Edith Garrud, wife of William Garrud, taught jujutsu to the Woman’s Social and Political Union “bodyguard” and used her school as a hideout when the heat was on from the police. William Garrud was well-known as a health and strength and self-defense instructor and owned his own gymnasium before he became associated with the Tani/Miyake school in London in the early 1900s. After Edith and William were divorced (or perhaps before, during, and after), William also taught jujutsu to his paramours.

The following is one of my favorite illustrations, and followed quickly on the heels of the publication of a series of photographs showing Edith Garrud tossing around a police officer:

The Suffragette That Knew Jiu-Jitsu

I didn’t write much here because others have written better and at length on the subject, so see:

Damsel v. Desperado

The Evolution of Women’s Judo 1900-1945

Ju-Jutsu as a Husband-Tamer: A Suffragette Play with a Moral

Tony Wolf’s article, “Edith Garrud’s Dojo” in the Bartitsu Compendium.

There is also a brief militant suffragette section with illustrations at the University of Glasgow Special Collections Women’s Suffrage page, which saved me scanning a hardcopy of the illustration above.

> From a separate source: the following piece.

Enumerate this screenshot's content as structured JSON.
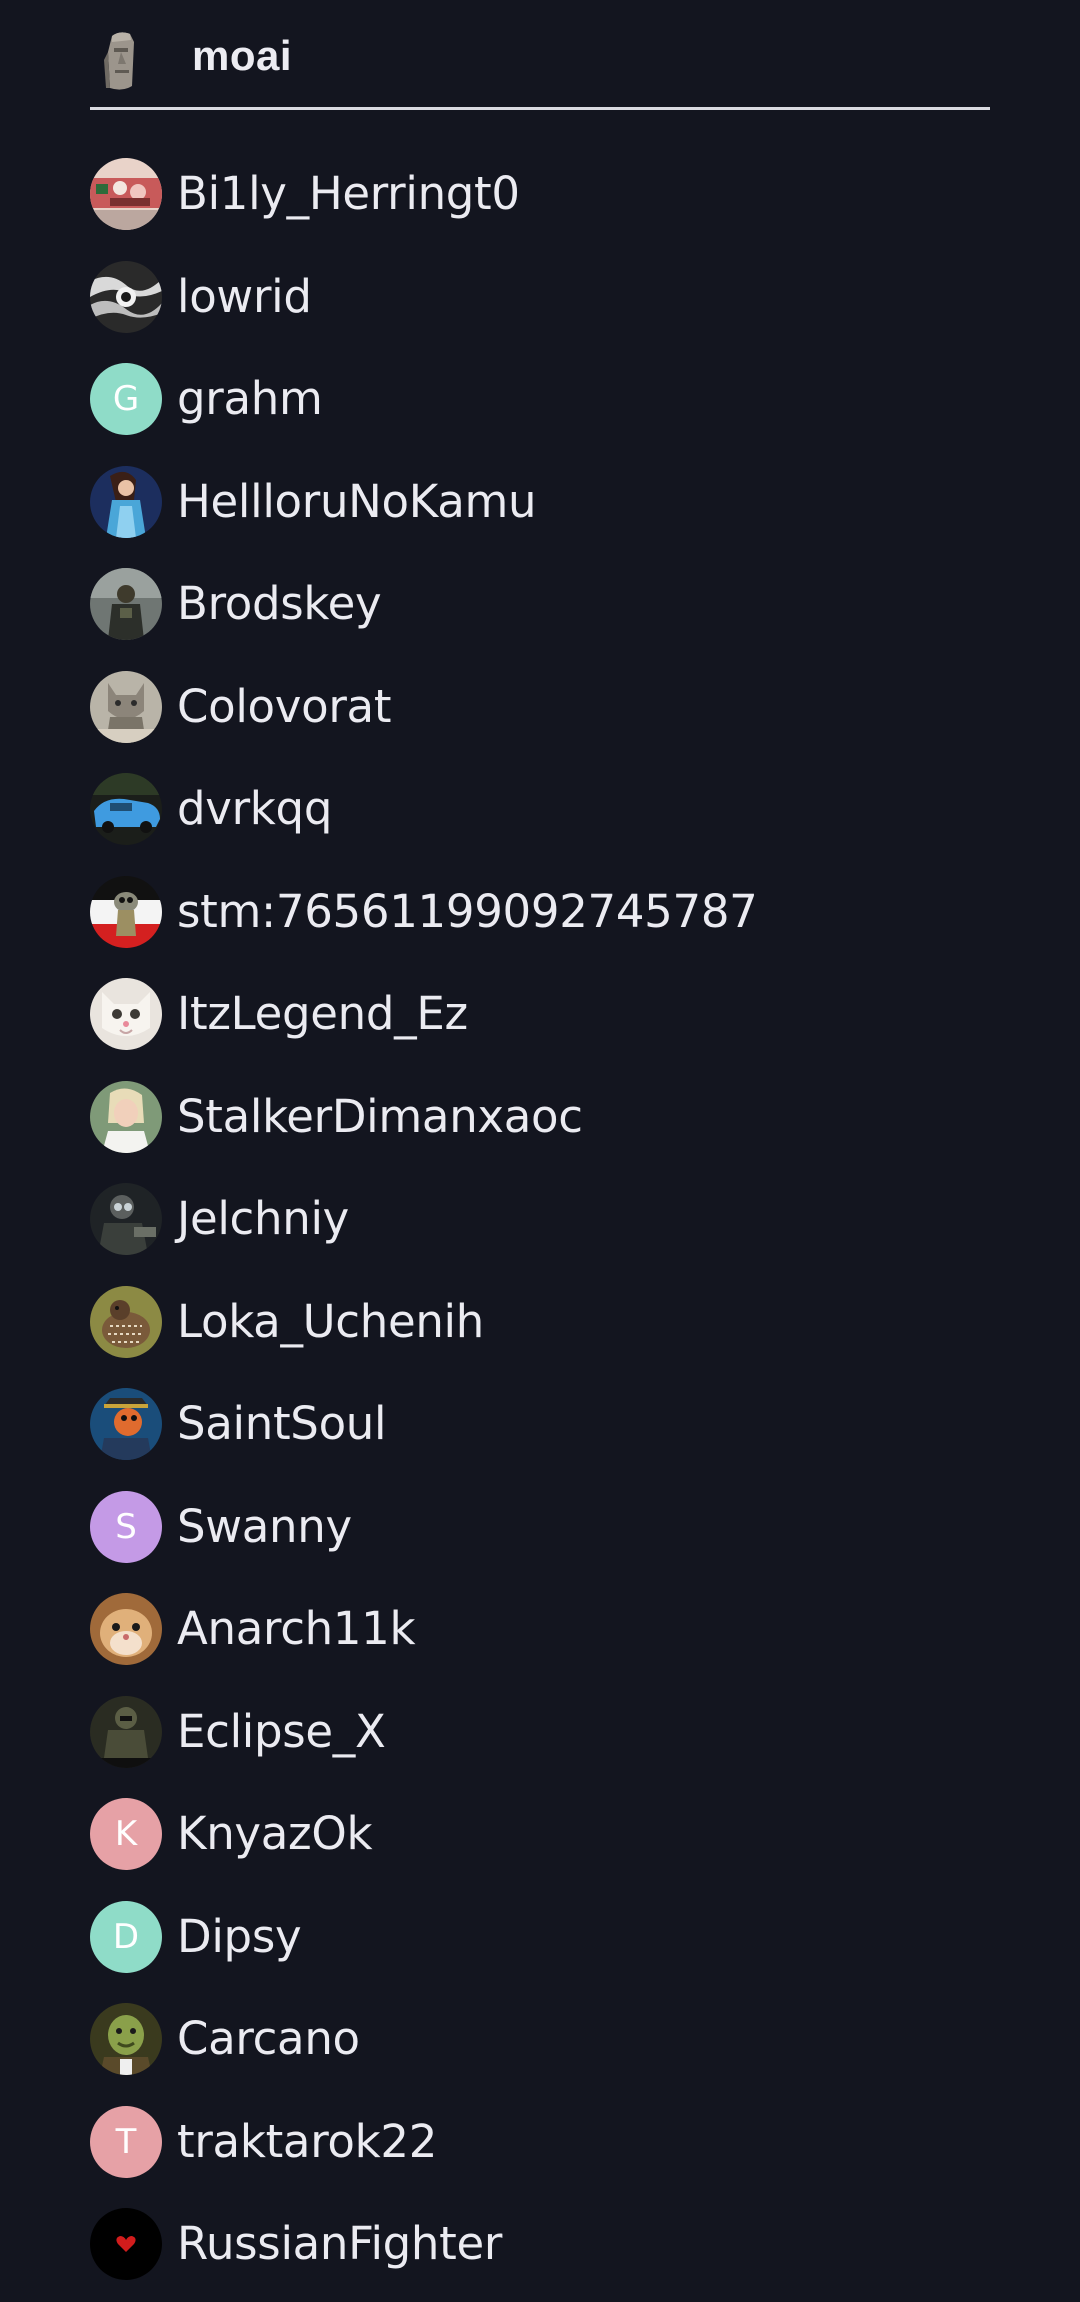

FN1. I know there has been discussion of who has been the most disadvantaged, women or African-Americans, but I’m trying to avoid that in this context. For that, Steven Barnes for one has brought up the discussion on his blog here and here. As far as voting, African-Americans technically gained the right in the U.S. in 1870 with the ratification of the 15th Amendment to the U.S. Constitution. Women received the right only in 1920 with the ratification of the 19th Amendment. On the other hand, African-Americans were often disenfranchised based on (mainly southern) state laws requiring poll taxes, literacy tests, vouchers of “good character,” and disqualification for “crimes of moral turpitude.” So the Voting Rights Act of the 1960s may be a better point to begin counting. Even now, gerrymandering is still regularly fought in court and if you were a black voter in Florida during the 2000 election you might be wondering how much things have really changed in the last forty years.